Thursday, January 27, 2011
The U.S. Senate is poised to vote today on a number of rules changes, from making it harder for individual senators to hold up legislation to potentially limiting the filibuster.Susan Liss, Director of the Democracy Program at the Brennan Center for Justice, and Mimi Marziani, counsel for the Democracy Program, explain the potential change to the filibuster. They are both authors of a new study released by the Brennan Center for Justice called “Filibuster Abuse.”
Monday, January 24, 2011
By Justin Krebs : IAFC Blogger
There are national debates we need to conduct, yet the Senate is held captive by a measure that, under the pretense of extending debate, actually prevents debates from ever taking place. Furthermore, there are times when a broad consensus exists across party aisles, yet secret steps allow individual Senators to scuttle this unity.
Thursday, January 06, 2011
By Solomon Kleinsmith : IAFC Blogger
I think many of the rule changes being floated by Democratic Senator Mark Udall of Colorado make a whole heck of a lot of sense. I think it's insane that you need 60 votes to even bring a debate to the floor in the Senate, and why we haven't barred secret holds on legislation already is entirely beyond me.
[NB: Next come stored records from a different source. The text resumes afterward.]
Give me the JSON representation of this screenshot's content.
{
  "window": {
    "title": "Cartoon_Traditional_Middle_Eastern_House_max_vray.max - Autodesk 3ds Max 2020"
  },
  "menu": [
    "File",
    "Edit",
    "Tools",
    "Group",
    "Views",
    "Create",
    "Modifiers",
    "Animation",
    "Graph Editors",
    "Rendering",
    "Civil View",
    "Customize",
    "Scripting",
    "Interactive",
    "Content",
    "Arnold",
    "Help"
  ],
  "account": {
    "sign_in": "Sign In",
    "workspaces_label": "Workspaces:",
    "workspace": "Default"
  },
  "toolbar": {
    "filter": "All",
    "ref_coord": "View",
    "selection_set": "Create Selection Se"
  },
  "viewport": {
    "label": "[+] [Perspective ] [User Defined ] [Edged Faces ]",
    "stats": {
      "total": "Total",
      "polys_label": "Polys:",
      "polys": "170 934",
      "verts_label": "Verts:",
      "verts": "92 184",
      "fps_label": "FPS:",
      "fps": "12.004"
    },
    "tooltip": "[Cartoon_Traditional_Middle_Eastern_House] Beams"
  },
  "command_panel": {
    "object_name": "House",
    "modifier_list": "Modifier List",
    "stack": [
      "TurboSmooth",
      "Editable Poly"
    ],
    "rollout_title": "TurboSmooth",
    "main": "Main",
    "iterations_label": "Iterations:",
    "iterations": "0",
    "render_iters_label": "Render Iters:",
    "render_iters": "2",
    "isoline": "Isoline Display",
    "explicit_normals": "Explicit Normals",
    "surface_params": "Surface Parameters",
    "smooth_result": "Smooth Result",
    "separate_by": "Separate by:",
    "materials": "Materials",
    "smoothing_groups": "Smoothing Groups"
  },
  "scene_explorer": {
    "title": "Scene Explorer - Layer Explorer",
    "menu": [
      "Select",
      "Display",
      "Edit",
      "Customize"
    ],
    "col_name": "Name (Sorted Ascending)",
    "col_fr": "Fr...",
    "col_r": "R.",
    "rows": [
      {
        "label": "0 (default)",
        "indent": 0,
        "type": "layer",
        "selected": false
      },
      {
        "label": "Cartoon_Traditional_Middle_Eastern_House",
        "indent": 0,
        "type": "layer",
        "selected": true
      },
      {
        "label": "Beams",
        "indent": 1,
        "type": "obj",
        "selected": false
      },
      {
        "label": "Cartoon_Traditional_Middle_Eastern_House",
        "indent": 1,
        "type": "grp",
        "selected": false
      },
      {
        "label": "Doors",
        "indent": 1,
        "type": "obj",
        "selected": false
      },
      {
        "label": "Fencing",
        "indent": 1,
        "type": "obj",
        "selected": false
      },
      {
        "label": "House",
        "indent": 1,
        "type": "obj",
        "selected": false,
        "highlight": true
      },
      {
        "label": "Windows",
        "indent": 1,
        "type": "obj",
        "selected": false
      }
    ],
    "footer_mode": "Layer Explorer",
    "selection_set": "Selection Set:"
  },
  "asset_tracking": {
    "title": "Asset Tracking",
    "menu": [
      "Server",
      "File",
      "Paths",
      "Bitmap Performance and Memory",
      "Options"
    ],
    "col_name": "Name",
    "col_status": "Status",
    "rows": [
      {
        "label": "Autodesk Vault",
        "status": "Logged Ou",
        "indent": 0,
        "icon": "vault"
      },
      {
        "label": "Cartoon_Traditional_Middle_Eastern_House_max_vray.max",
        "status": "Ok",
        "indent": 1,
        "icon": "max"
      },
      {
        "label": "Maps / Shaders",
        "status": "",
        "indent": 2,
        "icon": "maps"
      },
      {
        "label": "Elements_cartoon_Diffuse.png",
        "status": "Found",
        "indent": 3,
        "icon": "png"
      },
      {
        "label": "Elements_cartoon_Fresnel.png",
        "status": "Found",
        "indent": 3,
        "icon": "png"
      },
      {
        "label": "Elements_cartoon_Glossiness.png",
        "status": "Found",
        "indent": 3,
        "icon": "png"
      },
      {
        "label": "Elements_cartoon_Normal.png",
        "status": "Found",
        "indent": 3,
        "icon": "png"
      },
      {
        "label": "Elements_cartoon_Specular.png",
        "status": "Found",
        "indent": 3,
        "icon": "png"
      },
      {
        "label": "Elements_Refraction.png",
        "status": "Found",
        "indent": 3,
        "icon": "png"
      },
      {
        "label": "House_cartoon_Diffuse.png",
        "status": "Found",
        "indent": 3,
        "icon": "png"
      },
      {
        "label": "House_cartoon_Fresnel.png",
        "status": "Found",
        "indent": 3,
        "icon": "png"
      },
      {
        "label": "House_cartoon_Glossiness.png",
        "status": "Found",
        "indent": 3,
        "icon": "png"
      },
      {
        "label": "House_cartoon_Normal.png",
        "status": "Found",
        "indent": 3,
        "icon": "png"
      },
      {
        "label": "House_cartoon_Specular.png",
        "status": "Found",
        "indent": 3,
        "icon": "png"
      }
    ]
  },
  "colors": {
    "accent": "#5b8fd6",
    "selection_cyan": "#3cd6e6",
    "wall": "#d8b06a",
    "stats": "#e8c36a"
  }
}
But the wisdom of pushing for these common sense rule changes might be derailed by the overkill path the Democrats are using to get there.
Friday, February 05, 2010
Takeaway Washington correspondent Todd Zwillich caught up with Vice President Joe Biden yesterday. Biden, who was traveling his old stomping grounds on Capitol Hill to swear in Senator Scott Brown, had some interesting things to say about the filibuster rule in the Senate.
Thursday, January 21, 2010
The election of Republican Scott Brown as Massachusetts' new junior senator on Tuesday night sent shock waves through Washington. Politicians of on both sides of the aisle flocked to microphones to give their takes on the future of health care reform now that the Democrats no longer have the Senate 60 votes needed to avoid a filibuster. But how did we come to expect a 59-vote majority as a bad thing? We look at the history of the supermajority.